- [Exercise details]
A complete copy of the entries, exactly as written, is the expected result.

Entries from a dataset of interfaces
====

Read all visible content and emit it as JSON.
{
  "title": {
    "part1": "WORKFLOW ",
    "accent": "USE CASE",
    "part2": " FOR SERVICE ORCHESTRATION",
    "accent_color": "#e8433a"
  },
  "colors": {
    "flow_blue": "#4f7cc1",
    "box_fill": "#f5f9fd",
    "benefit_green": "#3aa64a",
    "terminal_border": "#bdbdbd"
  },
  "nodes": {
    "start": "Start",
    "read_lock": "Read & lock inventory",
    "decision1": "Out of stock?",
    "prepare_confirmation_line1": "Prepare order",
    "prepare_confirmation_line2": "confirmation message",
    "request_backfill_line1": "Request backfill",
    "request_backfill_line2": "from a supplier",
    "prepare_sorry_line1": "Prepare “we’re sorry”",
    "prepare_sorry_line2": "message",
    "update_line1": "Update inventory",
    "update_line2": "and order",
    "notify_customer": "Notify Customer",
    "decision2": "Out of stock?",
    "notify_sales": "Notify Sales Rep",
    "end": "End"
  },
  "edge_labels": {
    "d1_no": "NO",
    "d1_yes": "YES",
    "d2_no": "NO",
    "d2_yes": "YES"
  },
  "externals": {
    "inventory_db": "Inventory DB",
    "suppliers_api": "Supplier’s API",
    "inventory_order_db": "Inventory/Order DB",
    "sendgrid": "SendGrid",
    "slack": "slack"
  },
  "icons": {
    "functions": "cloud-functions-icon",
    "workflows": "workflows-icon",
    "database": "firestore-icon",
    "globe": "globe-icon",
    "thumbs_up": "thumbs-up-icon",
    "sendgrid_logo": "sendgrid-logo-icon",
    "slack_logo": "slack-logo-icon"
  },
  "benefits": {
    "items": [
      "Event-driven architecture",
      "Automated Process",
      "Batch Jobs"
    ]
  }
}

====

- [Worked solution]
Read all visible content and emit it as JSON.
{
  "title": {
    "part1": "WORKFLOW ",
    "accent": "USE CASE",
    "part2": " FOR SERVICE ORCHESTRATION",
    "accent_color": "#e8433a"
  },
  "colors": {
    "flow_blue": "#4f7cc1",
    "box_fill": "#f5f9fd",
    "benefit_green": "#3aa64a",
    "terminal_border": "#bdbdbd"
  },
  "nodes": {
    "start": "Start",
    "read_lock": "Read & lock inventory",
    "decision1": "Out of stock?",
    "prepare_confirmation_line1": "Prepare order",
    "prepare_confirmation_line2": "confirmation message",
    "request_backfill_line1": "Request backfill",
    "request_backfill_line2": "from a supplier",
    "prepare_sorry_line1": "Prepare “we’re sorry”",
    "prepare_sorry_line2": "message",
    "update_line1": "Update inventory",
    "update_line2": "and order",
    "notify_customer": "Notify Customer",
    "decision2": "Out of stock?",
    "notify_sales": "Notify Sales Rep",
    "end": "End"
  },
  "edge_labels": {
    "d1_no": "NO",
    "d1_yes": "YES",
    "d2_no": "NO",
    "d2_yes": "YES"
  },
  "externals": {
    "inventory_db": "Inventory DB",
    "suppliers_api": "Supplier’s API",
    "inventory_order_db": "Inventory/Order DB",
    "sendgrid": "SendGrid",
    "slack": "slack"
  },
  "icons": {
    "functions": "cloud-functions-icon",
    "workflows": "workflows-icon",
    "database": "firestore-icon",
    "globe": "globe-icon",
    "thumbs_up": "thumbs-up-icon",
    "sendgrid_logo": "sendgrid-logo-icon",
    "slack_logo": "slack-logo-icon"
  },
  "benefits": {
    "items": [
      "Event-driven architecture",
      "Automated Process",
      "Batch Jobs"
    ]
  }
}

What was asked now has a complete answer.